_WHAT YOU NEED TO DO_. Give again, exactly and without pictures, the lines running from the line with "Decode this image" to the end of the records below.

_DATA FOR THE TASK_.

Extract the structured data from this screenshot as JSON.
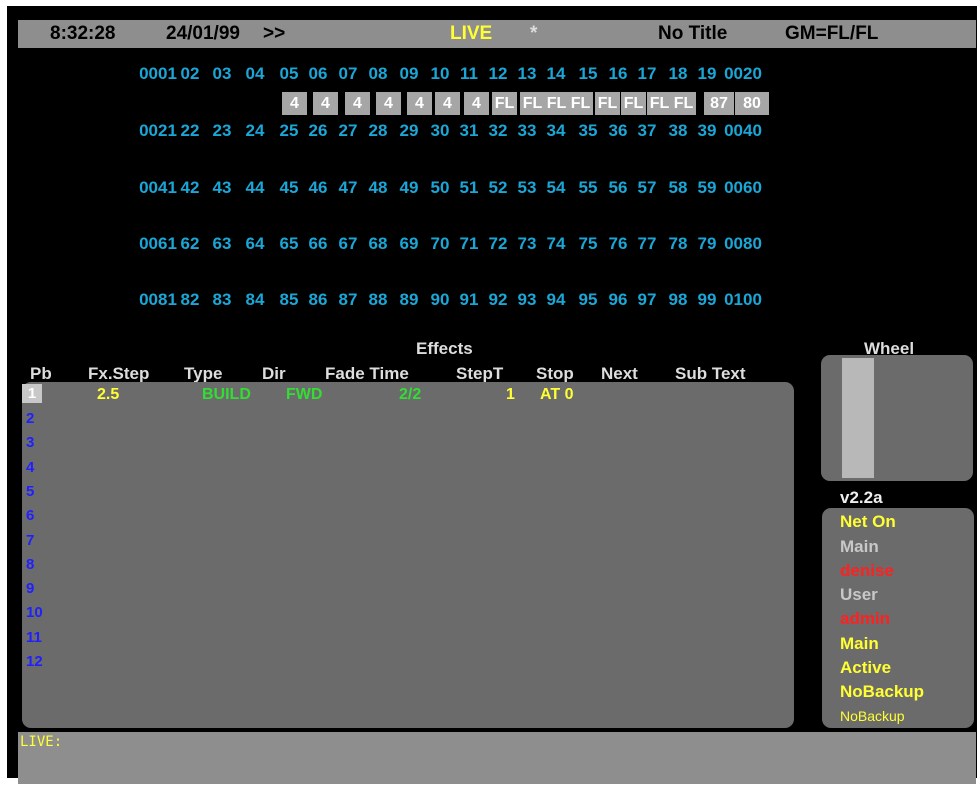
{
  "status": {
    "time": "8:32:28",
    "date": "24/01/99",
    "arrows": ">>",
    "mode": "LIVE",
    "star": "*",
    "title": "No Title",
    "gm": "GM=FL/FL"
  },
  "channels": {
    "row1": [
      "0001",
      "02",
      "03",
      "04",
      "05",
      "06",
      "07",
      "08",
      "09",
      "10",
      "11",
      "12",
      "13",
      "14",
      "15",
      "16",
      "17",
      "18",
      "19",
      "0020"
    ],
    "row2": [
      "0021",
      "22",
      "23",
      "24",
      "25",
      "26",
      "27",
      "28",
      "29",
      "30",
      "31",
      "32",
      "33",
      "34",
      "35",
      "36",
      "37",
      "38",
      "39",
      "0040"
    ],
    "row3": [
      "0041",
      "42",
      "43",
      "44",
      "45",
      "46",
      "47",
      "48",
      "49",
      "50",
      "51",
      "52",
      "53",
      "54",
      "55",
      "56",
      "57",
      "58",
      "59",
      "0060"
    ],
    "row4": [
      "0061",
      "62",
      "63",
      "64",
      "65",
      "66",
      "67",
      "68",
      "69",
      "70",
      "71",
      "72",
      "73",
      "74",
      "75",
      "76",
      "77",
      "78",
      "79",
      "0080"
    ],
    "row5": [
      "0081",
      "82",
      "83",
      "84",
      "85",
      "86",
      "87",
      "88",
      "89",
      "90",
      "91",
      "92",
      "93",
      "94",
      "95",
      "96",
      "97",
      "98",
      "99",
      "0100"
    ],
    "levels": [
      "4",
      "4",
      "4",
      "4",
      "4",
      "4",
      "4",
      "FL",
      "FL",
      "FL",
      "FL",
      "FL",
      "FL",
      "FL",
      "FL",
      "87",
      "80"
    ]
  },
  "effects": {
    "title": "Effects",
    "headers": [
      "Pb",
      "Fx.Step",
      "Type",
      "Dir",
      "Fade Time",
      "StepT",
      "Stop",
      "Next",
      "Sub Text"
    ],
    "row1": {
      "pb": "1",
      "fxstep": "2.5",
      "type": "BUILD",
      "dir": "FWD",
      "fade": "2/2",
      "stept": "1",
      "stop": "AT 0"
    },
    "playbacks": [
      "2",
      "3",
      "4",
      "5",
      "6",
      "7",
      "8",
      "9",
      "10",
      "11",
      "12"
    ]
  },
  "wheel": {
    "title": "Wheel",
    "level": 1.0
  },
  "info": {
    "version": "v2.2a",
    "net": "Net On",
    "main_label": "Main",
    "main_user": "denise",
    "user_label": "User",
    "user_name": "admin",
    "role": "Main",
    "state": "Active",
    "backup": "NoBackup",
    "backup2": "NoBackup"
  },
  "command_line": {
    "prompt": "LIVE:"
  },
  "colors": {
    "channel": "#1aa6d6",
    "live": "#ffff33",
    "playback": "#2020ff",
    "green": "#33dd33",
    "red": "#ff2020"
  }
}
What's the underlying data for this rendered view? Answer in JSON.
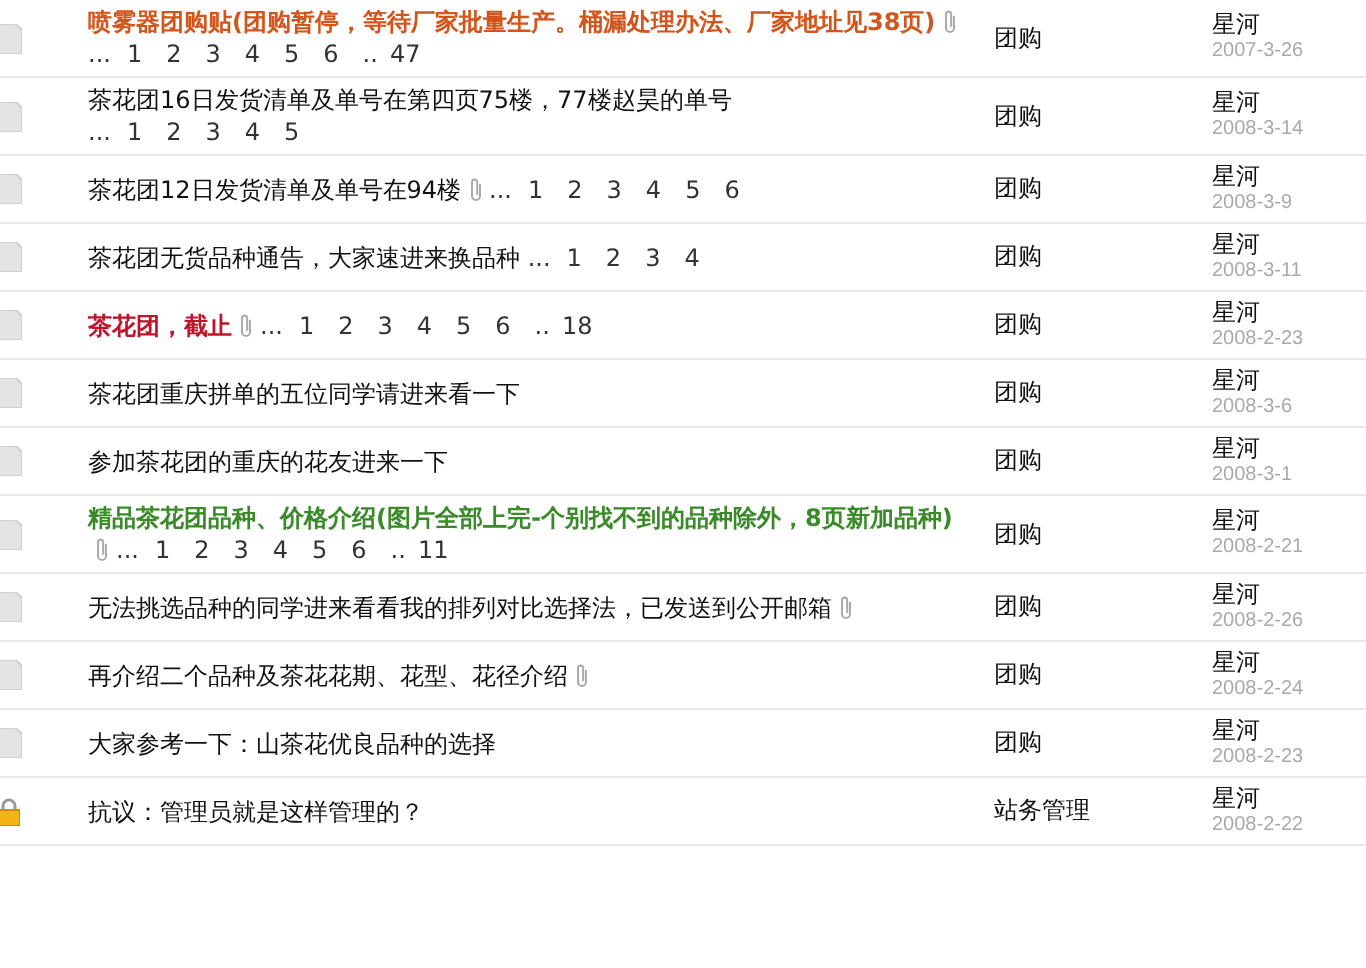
{
  "topics": [
    {
      "kind": "topic",
      "title": "喷雾器团购贴(团购暂停，等待厂家批量生产。桶漏处理办法、厂家地址见38页)",
      "bold": true,
      "color": "#d2561c",
      "attachment": true,
      "pager": {
        "lead": "...",
        "pages": [
          "1",
          "2",
          "3",
          "4",
          "5",
          "6"
        ],
        "gap": "..",
        "last": "47"
      },
      "forum": "团购",
      "author": "星河",
      "date": "2007-3-26"
    },
    {
      "kind": "topic",
      "title": "茶花团16日发货清单及单号在第四页75楼，77楼赵昊的单号",
      "bold": false,
      "attachment": false,
      "pager": {
        "lead": "...",
        "pages": [
          "1",
          "2",
          "3",
          "4",
          "5"
        ]
      },
      "forum": "团购",
      "author": "星河",
      "date": "2008-3-14"
    },
    {
      "kind": "topic",
      "title": "茶花团12日发货清单及单号在94楼",
      "bold": false,
      "attachment": true,
      "pager": {
        "lead": "...",
        "pages": [
          "1",
          "2",
          "3",
          "4",
          "5",
          "6"
        ]
      },
      "forum": "团购",
      "author": "星河",
      "date": "2008-3-9"
    },
    {
      "kind": "topic",
      "title": "茶花团无货品种通告，大家速进来换品种",
      "bold": false,
      "attachment": false,
      "pager": {
        "lead": "...",
        "pages": [
          "1",
          "2",
          "3",
          "4"
        ]
      },
      "forum": "团购",
      "author": "星河",
      "date": "2008-3-11"
    },
    {
      "kind": "topic",
      "title": "茶花团，截止",
      "bold": true,
      "color": "#c0142a",
      "attachment": true,
      "pager": {
        "lead": "...",
        "pages": [
          "1",
          "2",
          "3",
          "4",
          "5",
          "6"
        ],
        "gap": "..",
        "last": "18"
      },
      "forum": "团购",
      "author": "星河",
      "date": "2008-2-23"
    },
    {
      "kind": "topic",
      "title": "茶花团重庆拼单的五位同学请进来看一下",
      "bold": false,
      "attachment": false,
      "forum": "团购",
      "author": "星河",
      "date": "2008-3-6"
    },
    {
      "kind": "topic",
      "title": "参加茶花团的重庆的花友进来一下",
      "bold": false,
      "attachment": false,
      "forum": "团购",
      "author": "星河",
      "date": "2008-3-1"
    },
    {
      "kind": "topic",
      "title": "精品茶花团品种、价格介绍(图片全部上完-个别找不到的品种除外，8页新加品种)",
      "bold": true,
      "color": "#3a8a2a",
      "attachment": true,
      "pager": {
        "lead": "...",
        "pages": [
          "1",
          "2",
          "3",
          "4",
          "5",
          "6"
        ],
        "gap": "..",
        "last": "11"
      },
      "forum": "团购",
      "author": "星河",
      "date": "2008-2-21"
    },
    {
      "kind": "topic",
      "title": "无法挑选品种的同学进来看看我的排列对比选择法，已发送到公开邮箱",
      "bold": false,
      "attachment": true,
      "forum": "团购",
      "author": "星河",
      "date": "2008-2-26"
    },
    {
      "kind": "topic",
      "title": "再介绍二个品种及茶花花期、花型、花径介绍",
      "bold": false,
      "attachment": true,
      "forum": "团购",
      "author": "星河",
      "date": "2008-2-24"
    },
    {
      "kind": "topic",
      "title": "大家参考一下：山茶花优良品种的选择",
      "bold": false,
      "attachment": false,
      "forum": "团购",
      "author": "星河",
      "date": "2008-2-23"
    },
    {
      "kind": "locked",
      "title": "抗议：管理员就是这样管理的？",
      "bold": false,
      "attachment": false,
      "forum": "站务管理",
      "author": "星河",
      "date": "2008-2-22"
    }
  ]
}
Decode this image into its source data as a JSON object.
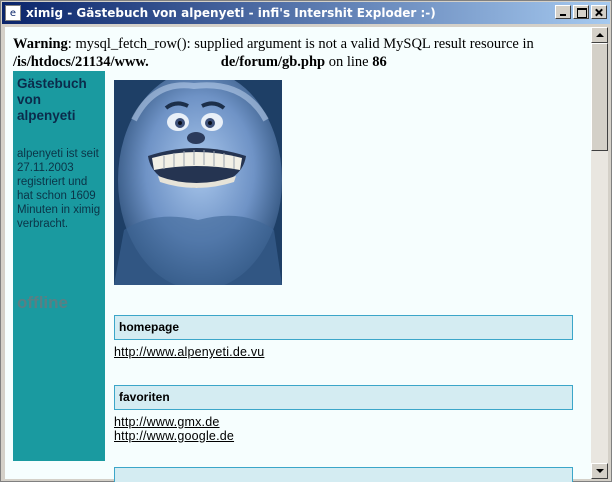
{
  "window": {
    "title": "ximig - Gästebuch von alpenyeti - infi's Intershit Exploder :-)",
    "icon": "e-icon"
  },
  "warning": {
    "label": "Warning",
    "message": ": mysql_fetch_row(): supplied argument is not a valid MySQL result resource in",
    "path_part1": "/is/htdocs/21134/www.",
    "path_part2": "de/forum/gb.php",
    "on_line": "on line",
    "line_number": "86"
  },
  "sidebar": {
    "title": "Gästebuch von alpenyeti",
    "info": "alpenyeti ist seit 27.11.2003 registriert und hat schon 1609 Minuten in ximig verbracht.",
    "status": "offline"
  },
  "sections": [
    {
      "heading": "homepage",
      "links": [
        "http://www.alpenyeti.de.vu"
      ]
    },
    {
      "heading": "favoriten",
      "links": [
        "http://www.gmx.de",
        "http://www.google.de"
      ]
    }
  ],
  "colors": {
    "sidebar_bg": "#1a9aa0",
    "section_bg": "#d4ecf2",
    "section_border": "#3ba6c9",
    "page_bg": "#f6fefe"
  }
}
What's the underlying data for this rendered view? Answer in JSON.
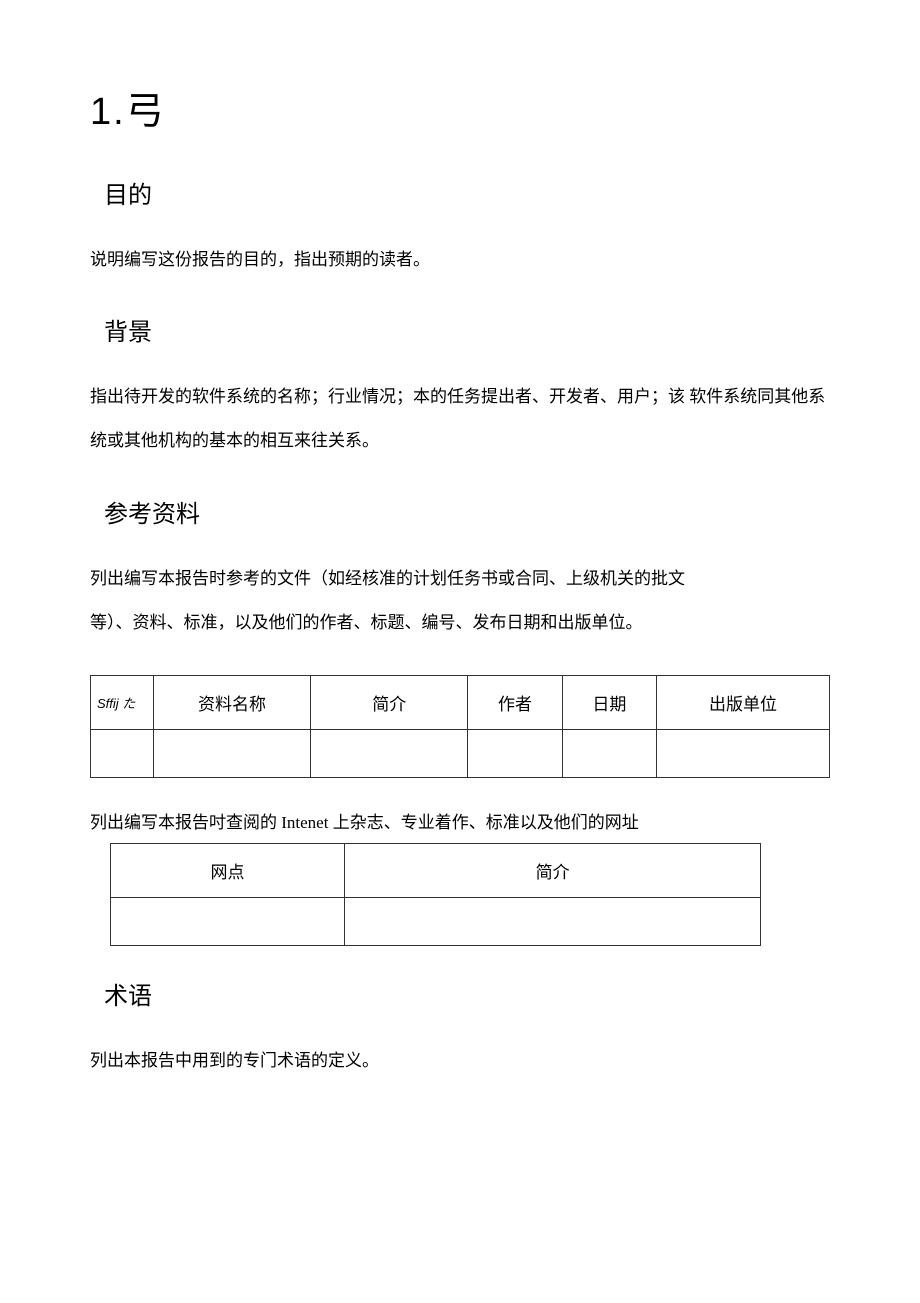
{
  "heading_main": "1.弓",
  "sections": {
    "purpose": {
      "title": "目的",
      "text": "说明编写这份报告的目的，指出预期的读者。"
    },
    "background": {
      "title": "背景",
      "text": "指出待开发的软件系统的名称；行业情况；本的任务提出者、开发者、用户；该 软件系统同其他系统或其他机构的基本的相互来往关系。"
    },
    "references": {
      "title": "参考资料",
      "text1": "列出编写本报告时参考的文件（如经核准的计划任务书或合同、上级机关的批文",
      "text2": "等）、资料、标准，以及他们的作者、标题、编号、发布日期和出版单位。",
      "table1_headers": {
        "h1": "Sffij た",
        "h2": "资料名称",
        "h3": "简介",
        "h4": "作者",
        "h5": "日期",
        "h6": "出版单位"
      },
      "text3": "列出编写本报告吋查阅的 Intenet 上杂志、专业着作、标准以及他们的网址",
      "table2_headers": {
        "h1": "网点",
        "h2": "简介"
      }
    },
    "terms": {
      "title": "术语",
      "text": "列出本报告中用到的专门术语的定义。"
    }
  }
}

_SOLVED PROBLEM_.
Decode this image into its source data as a JSON object.
{
  "window": {
    "title": "ximig - Gästebuch von alpenyeti - infi's Intershit Exploder :-)",
    "icon": "e-icon"
  },
  "warning": {
    "label": "Warning",
    "message": ": mysql_fetch_row(): supplied argument is not a valid MySQL result resource in",
    "path_part1": "/is/htdocs/21134/www.",
    "path_part2": "de/forum/gb.php",
    "on_line": "on line",
    "line_number": "86"
  },
  "sidebar": {
    "title": "Gästebuch von alpenyeti",
    "info": "alpenyeti ist seit 27.11.2003 registriert und hat schon 1609 Minuten in ximig verbracht.",
    "status": "offline"
  },
  "sections": [
    {
      "heading": "homepage",
      "links": [
        "http://www.alpenyeti.de.vu"
      ]
    },
    {
      "heading": "favoriten",
      "links": [
        "http://www.gmx.de",
        "http://www.google.de"
      ]
    }
  ],
  "colors": {
    "sidebar_bg": "#1a9aa0",
    "section_bg": "#d4ecf2",
    "section_border": "#3ba6c9",
    "page_bg": "#f6fefe"
  }
}
What's the underlying data for this rendered view? Answer in JSON.
{
  "heading_main": "1.弓",
  "sections": {
    "purpose": {
      "title": "目的",
      "text": "说明编写这份报告的目的，指出预期的读者。"
    },
    "background": {
      "title": "背景",
      "text": "指出待开发的软件系统的名称；行业情况；本的任务提出者、开发者、用户；该 软件系统同其他系统或其他机构的基本的相互来往关系。"
    },
    "references": {
      "title": "参考资料",
      "text1": "列出编写本报告时参考的文件（如经核准的计划任务书或合同、上级机关的批文",
      "text2": "等）、资料、标准，以及他们的作者、标题、编号、发布日期和出版单位。",
      "table1_headers": {
        "h1": "Sffij た",
        "h2": "资料名称",
        "h3": "简介",
        "h4": "作者",
        "h5": "日期",
        "h6": "出版单位"
      },
      "text3": "列出编写本报告吋查阅的 Intenet 上杂志、专业着作、标准以及他们的网址",
      "table2_headers": {
        "h1": "网点",
        "h2": "简介"
      }
    },
    "terms": {
      "title": "术语",
      "text": "列出本报告中用到的专门术语的定义。"
    }
  }
}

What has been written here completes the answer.